Preparing for major disasters

Facing the danger of massive quakes and related tsunamis that are expected to strike the Tokyo metropolitan area and the Pacific coastal areas of Honshu and Shikoku, the government plans to submit bills to prepare for these disasters to the current Diet session.

Damage from the expected disasters will be much larger than that from the 3/11 quake and tsunami. A government panel said in August 2012 that a massive tsunami from a quake in the Nankai Trough, a 900-km subduction zone off the Pacific coasts stretching from Shizuoka Prefecture to Shikoku, would kill up to 323,000 people and destroy up to 2.39 million buildings. The central and local governments should quickly scrutinize their preparations for future massive disasters and do what they can to improve them.

One of the bills would require the central government to set up reconstruction headquarters and work out a basic outline of reconstruction so that local governments concerned can quickly carry out recovery projects. Under the bill, the central government would also promptly begin temporary rehabilitation projects immediately after the occurrence of a disaster on behalf of local governments. The bill would incorporate various measures taken on the basis of laws following the 3/11 disasters.

A bill to revise the Disaster Countermeasures Basic Law would require municipal governments to make lists of people especially vulnerable to disasters (with their consent), such as the disabled and the elderly, and to give these lists to emergency rescue organizations such as fire brigades and volunteer disaster prevention groups in advance. According to the Fire and Disaster Management Agency, only about 64 percent of the country’s municipal governments possessed such lists as of April 2012.

Using the lists, which would include the names, addresses and telephone numbers of vulnerable people, rescue organizations would lead them to safety in the event of a disaster.

People aged 60 or over accounted for more than 60 percent of those who died in the 3/11 disasters. Some local governments refused to hand over such lists to volunteer rescue organizations, citing the need to protect personal information. This caused critical delays in rescue efforts. Clearly passage of the bill is a necessary step toward reducing casualties in future disasters.
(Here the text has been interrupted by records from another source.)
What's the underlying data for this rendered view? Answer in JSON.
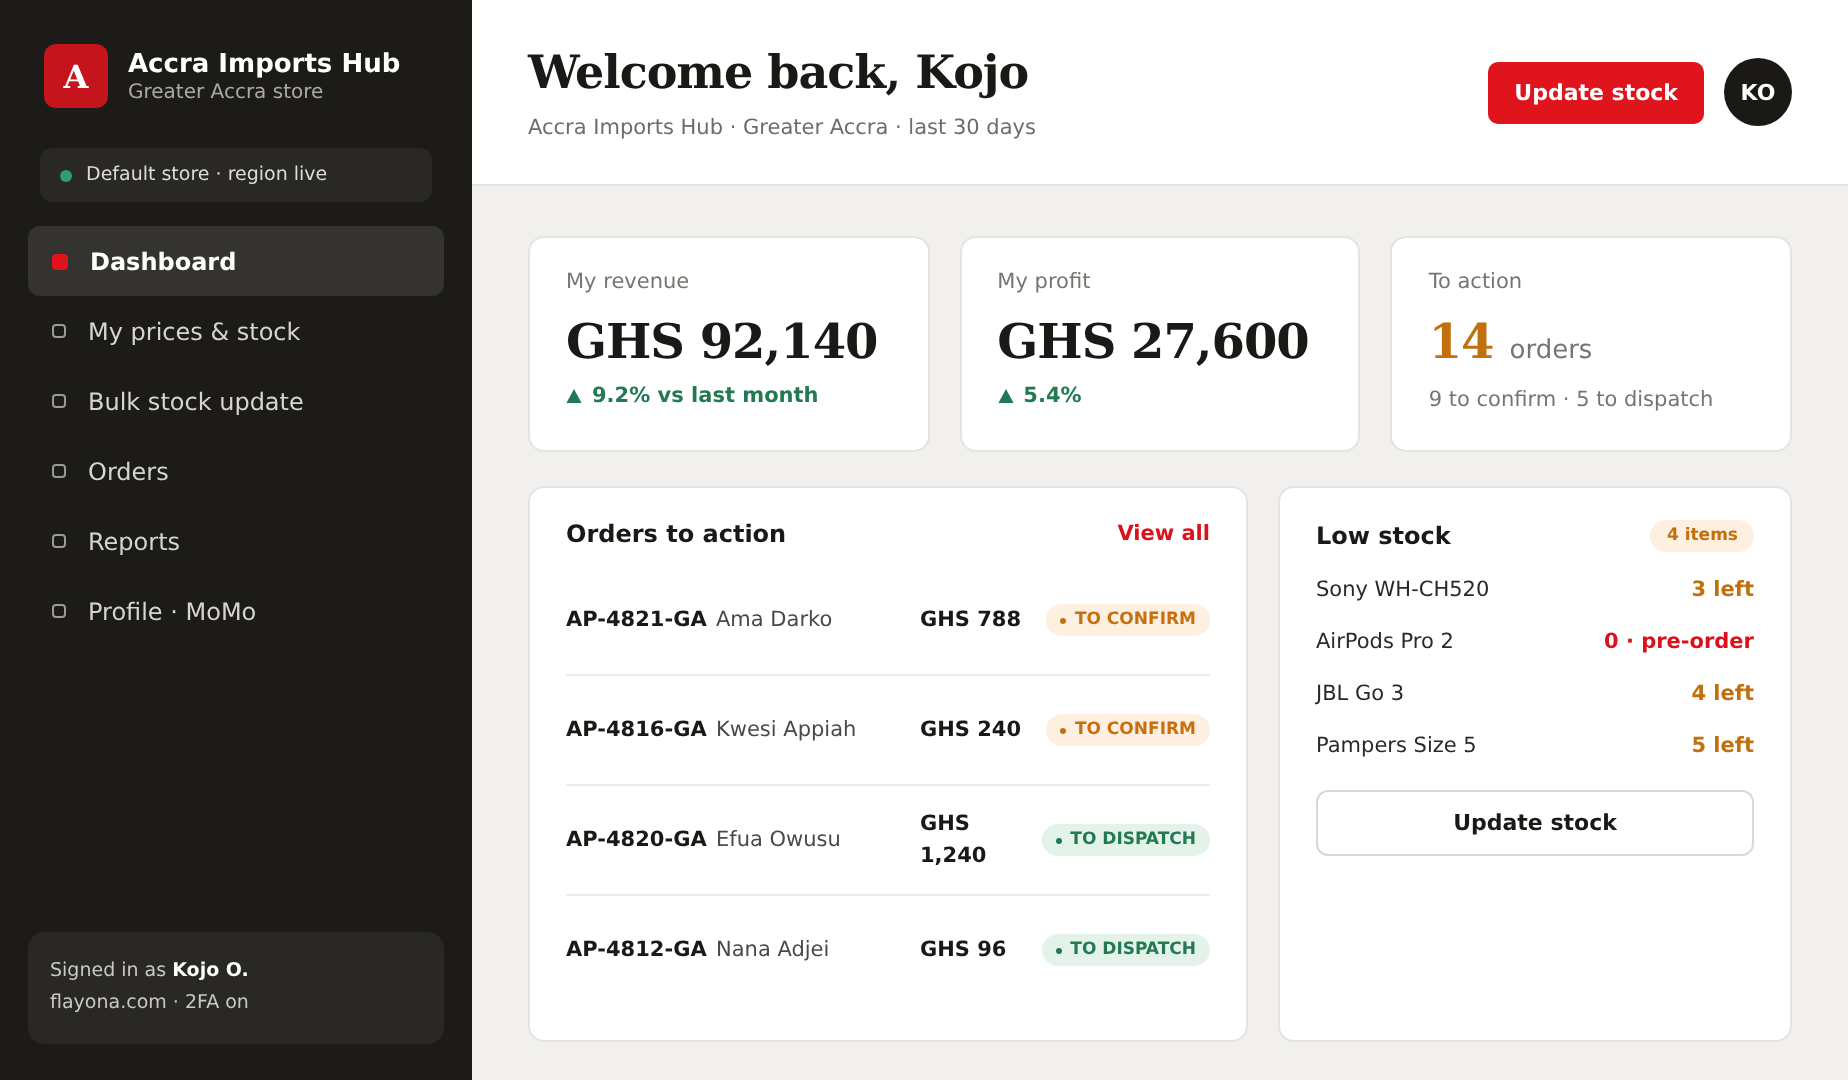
{
  "sidebar": {
    "brand": {
      "letter": "A",
      "name": "Accra Imports Hub",
      "subtitle": "Greater Accra store"
    },
    "store_status": {
      "label": "Default store · region live",
      "color": "#2e9e6a"
    },
    "items": [
      {
        "label": "Dashboard",
        "selected": true
      },
      {
        "label": "My prices & stock",
        "selected": false
      },
      {
        "label": "Bulk stock update",
        "selected": false
      },
      {
        "label": "Orders",
        "selected": false
      },
      {
        "label": "Reports",
        "selected": false
      },
      {
        "label": "Profile · MoMo",
        "selected": false
      }
    ],
    "account": {
      "signed_in": "Signed in as **Kojo O.**",
      "detail": "flayona.com · 2FA on"
    }
  },
  "header": {
    "title": "Welcome back, Kojo",
    "subtitle": "Accra Imports Hub · Greater Accra · last 30 days",
    "button": "Update stock",
    "avatar": "KO"
  },
  "stats": [
    {
      "kind": "money",
      "label": "My revenue",
      "value": "GHS 92,140",
      "delta": "9.2% vs last month"
    },
    {
      "kind": "money",
      "label": "My profit",
      "value": "GHS 27,600",
      "delta": "5.4%"
    },
    {
      "kind": "count",
      "label": "To action",
      "value": "14",
      "unit": "orders",
      "detail": "9 to confirm · 5 to dispatch"
    }
  ],
  "orders": {
    "title": "Orders to action",
    "link": "View all",
    "rows": [
      {
        "id": "AP-4821-GA",
        "customer": "Ama Darko",
        "amount": "GHS 788",
        "status": "TO CONFIRM",
        "kind": "confirm"
      },
      {
        "id": "AP-4816-GA",
        "customer": "Kwesi Appiah",
        "amount": "GHS 240",
        "status": "TO CONFIRM",
        "kind": "confirm"
      },
      {
        "id": "AP-4820-GA",
        "customer": "Efua Owusu",
        "amount": "GHS 1,240",
        "status": "TO DISPATCH",
        "kind": "dispatch"
      },
      {
        "id": "AP-4812-GA",
        "customer": "Nana Adjei",
        "amount": "GHS 96",
        "status": "TO DISPATCH",
        "kind": "dispatch"
      }
    ]
  },
  "low_stock": {
    "title": "Low stock",
    "badge": "4 items",
    "items": [
      {
        "name": "Sony WH-CH520",
        "stock": "3 left",
        "kind": "low"
      },
      {
        "name": "AirPods Pro 2",
        "stock": "0 · pre-order",
        "kind": "out"
      },
      {
        "name": "JBL Go 3",
        "stock": "4 left",
        "kind": "low"
      },
      {
        "name": "Pampers Size 5",
        "stock": "5 left",
        "kind": "low"
      }
    ],
    "button": "Update stock"
  }
}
The central government is considering whether the revision bill should include measures to prevent confusion immediate after a disaster hits. In the wake of the 3/11 disasters, more than 5 million people walked or rode bicycles home because public transport ceased to operate. The result was immense traffic congestion.

If a massive quake strikes the Tokyo metropolitan area, such congestion would hamper the movement of emergency vehicles such as fire engines and ambulances. It is important to consider whether it would be better to temporarily restrict the movement of people in the wake of a major disaster.

The bills would largely cope with situations that would develop after disasters strike. The central and local governments take steps to make communities more resilient to disasters, including the relocation of remote villages in vulnerable areas to safer locations if such a step is deemed necessary. Backup functions for the nation’s capital away from Tokyo should also be established. Given the fact that a major disaster could strike at any time, the government should immediately begin to implement such measures.